Chronic Lactate Exposure Causes Cellular Disruptions Linked to T2 Diabetes and Cancer

Chronic Lactate Exposure Causes Cellular Disruptions Linked to T2 Diabetes and Cancer

According to a recent study by researchers at the University of Colorado Anschutz Medical Campus, while acute amounts of lactate, such as those produced during exercise, are probably necessary for healthy cells, chronic exposure disrupts cellular functions and can cause cancer, heart failure, and type 2 diabetes.

The study was published last week in the journal Frontiers in Nutrition.

“We know that lactate is not just a waste product,” said lead author Iñigo San Millán, PhD, assistant professor at the University of Colorado School of Medicine and associate professor at the University of Colorado Colorado Springs. “It has significant signaling and regulation properties at the cellular level.”

A key source of energy for the cell, especially the mitochondria, is lactate, a byproduct of glucose. The pounding heart, the muscles, and the brain prefer it as fuel to glucose. The material is also created while exercising and is quickly eliminated from the body by the mitochondria, which oxidize it quickly.

However, San Millán and his associates discovered that rats exposed to lactate for up to 48 hours become more prone to illness.

“We know that when lactate is acutely exposed to cells, like during exercise, it is beneficial,” San Millán said. “But chronic exposure disrupts cellular metabolism entirely.”

The question that the researchers were trying to answer was whether prolonged exposure to lactate could alter cellular processes, reduce cardiac mitochondrial activity, and make the heart less metabolically flexible.

They found that prolonged exposure to lactate significantly reduced fatty acid transport, altered cardiolipin, a crucial component of mitochondrial membranes, and decreased mitochondrial ATP, or energy generation.

We know that lactate is not just a waste product. It has significant signaling and regulation properties at the cellular level.

Iñigo San Millán

Additionally, it led to an increase in free radicals, which have been linked to type 2 diabetes and heart failure.

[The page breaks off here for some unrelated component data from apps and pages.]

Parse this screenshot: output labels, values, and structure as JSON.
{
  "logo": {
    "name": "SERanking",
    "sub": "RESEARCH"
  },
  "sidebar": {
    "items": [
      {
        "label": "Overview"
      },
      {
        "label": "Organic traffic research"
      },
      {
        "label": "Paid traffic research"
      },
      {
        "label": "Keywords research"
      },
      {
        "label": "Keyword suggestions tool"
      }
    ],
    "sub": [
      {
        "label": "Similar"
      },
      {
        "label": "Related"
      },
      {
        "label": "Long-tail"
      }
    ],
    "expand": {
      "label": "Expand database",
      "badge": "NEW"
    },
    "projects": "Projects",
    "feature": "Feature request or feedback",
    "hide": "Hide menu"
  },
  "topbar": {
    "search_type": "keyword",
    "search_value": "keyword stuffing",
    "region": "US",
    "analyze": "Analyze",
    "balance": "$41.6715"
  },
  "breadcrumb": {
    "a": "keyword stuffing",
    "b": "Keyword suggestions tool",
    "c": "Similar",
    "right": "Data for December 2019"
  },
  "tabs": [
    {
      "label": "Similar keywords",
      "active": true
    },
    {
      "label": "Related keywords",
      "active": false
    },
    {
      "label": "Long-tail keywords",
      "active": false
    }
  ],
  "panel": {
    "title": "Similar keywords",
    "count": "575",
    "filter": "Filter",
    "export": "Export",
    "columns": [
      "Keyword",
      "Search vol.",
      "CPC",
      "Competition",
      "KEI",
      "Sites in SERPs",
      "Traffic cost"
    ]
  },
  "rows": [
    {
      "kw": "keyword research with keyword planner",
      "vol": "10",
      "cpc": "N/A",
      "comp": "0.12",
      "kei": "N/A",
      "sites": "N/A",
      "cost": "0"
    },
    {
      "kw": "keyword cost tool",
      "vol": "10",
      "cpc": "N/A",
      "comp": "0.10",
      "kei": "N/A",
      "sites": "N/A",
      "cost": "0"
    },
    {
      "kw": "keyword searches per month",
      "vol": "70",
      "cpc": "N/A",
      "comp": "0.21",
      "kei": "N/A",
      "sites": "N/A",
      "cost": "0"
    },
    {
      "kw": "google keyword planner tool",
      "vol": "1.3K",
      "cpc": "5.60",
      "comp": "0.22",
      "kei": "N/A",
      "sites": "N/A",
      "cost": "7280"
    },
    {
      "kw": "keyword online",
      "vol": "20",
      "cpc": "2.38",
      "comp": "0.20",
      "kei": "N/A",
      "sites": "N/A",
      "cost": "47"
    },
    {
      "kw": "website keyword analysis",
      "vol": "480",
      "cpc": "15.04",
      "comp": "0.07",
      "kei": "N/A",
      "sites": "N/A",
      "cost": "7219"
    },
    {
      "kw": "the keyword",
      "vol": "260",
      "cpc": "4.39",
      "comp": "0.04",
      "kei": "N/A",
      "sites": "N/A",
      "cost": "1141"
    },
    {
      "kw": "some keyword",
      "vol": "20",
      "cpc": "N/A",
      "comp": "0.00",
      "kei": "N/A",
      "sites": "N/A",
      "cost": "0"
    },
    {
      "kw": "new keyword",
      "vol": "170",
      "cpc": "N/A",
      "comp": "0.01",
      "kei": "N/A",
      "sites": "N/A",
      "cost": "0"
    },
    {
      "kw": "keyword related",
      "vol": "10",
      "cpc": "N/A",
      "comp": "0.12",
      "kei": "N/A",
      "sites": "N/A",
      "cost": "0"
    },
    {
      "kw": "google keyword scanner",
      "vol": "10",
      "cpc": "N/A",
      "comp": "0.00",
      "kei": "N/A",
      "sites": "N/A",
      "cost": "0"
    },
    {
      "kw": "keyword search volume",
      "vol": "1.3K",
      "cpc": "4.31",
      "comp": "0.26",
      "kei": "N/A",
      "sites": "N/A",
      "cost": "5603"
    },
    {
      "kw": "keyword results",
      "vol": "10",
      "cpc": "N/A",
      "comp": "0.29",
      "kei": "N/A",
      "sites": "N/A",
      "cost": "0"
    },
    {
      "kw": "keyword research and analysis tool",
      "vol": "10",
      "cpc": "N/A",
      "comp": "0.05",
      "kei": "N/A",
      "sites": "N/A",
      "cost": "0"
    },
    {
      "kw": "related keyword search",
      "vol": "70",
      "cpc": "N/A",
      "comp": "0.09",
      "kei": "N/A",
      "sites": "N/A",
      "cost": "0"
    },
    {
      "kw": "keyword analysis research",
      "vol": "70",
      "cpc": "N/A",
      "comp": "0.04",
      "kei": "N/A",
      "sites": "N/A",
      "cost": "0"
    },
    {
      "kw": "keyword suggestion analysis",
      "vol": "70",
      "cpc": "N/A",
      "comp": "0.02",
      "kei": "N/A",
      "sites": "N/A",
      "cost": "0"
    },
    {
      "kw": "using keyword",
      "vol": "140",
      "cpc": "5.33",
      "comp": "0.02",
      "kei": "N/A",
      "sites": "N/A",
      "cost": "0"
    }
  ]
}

“We found that dysregulated lactate is probably a major player in disease,” San Millán said. “This is a rat model but we believe the results would be similar in human cells.”

Finding the processes behind the lowered lactate clearance is the next step.

San Millán has conducted in-depth study on the connection between lactate and cancer as well as the significance of mitochondrial health in general. He also coaches elite athletes, including the 2017 Tour de France winner.

His research team previously demonstrated that lactate may function as a key regulator of carcinogenesis, the process that transforms a healthy cell into a cancer cell.

“Cancer cells are producing glucose all the time and they are producing lactate all the time and it is never cleared out like it is during exercise,” he said. “This lactate accumulation regulates the expression of many key genes involved in cancer as we have recently shown.”

For San Millán, it comes down to mitochondrial health.

“We believe that a primary mitochondrial impairment or dysfunction could lead to excessive lactate accumulation leading to disease,” he said. “And right now, the only medication we have to fix mitochondrial function is exercise.”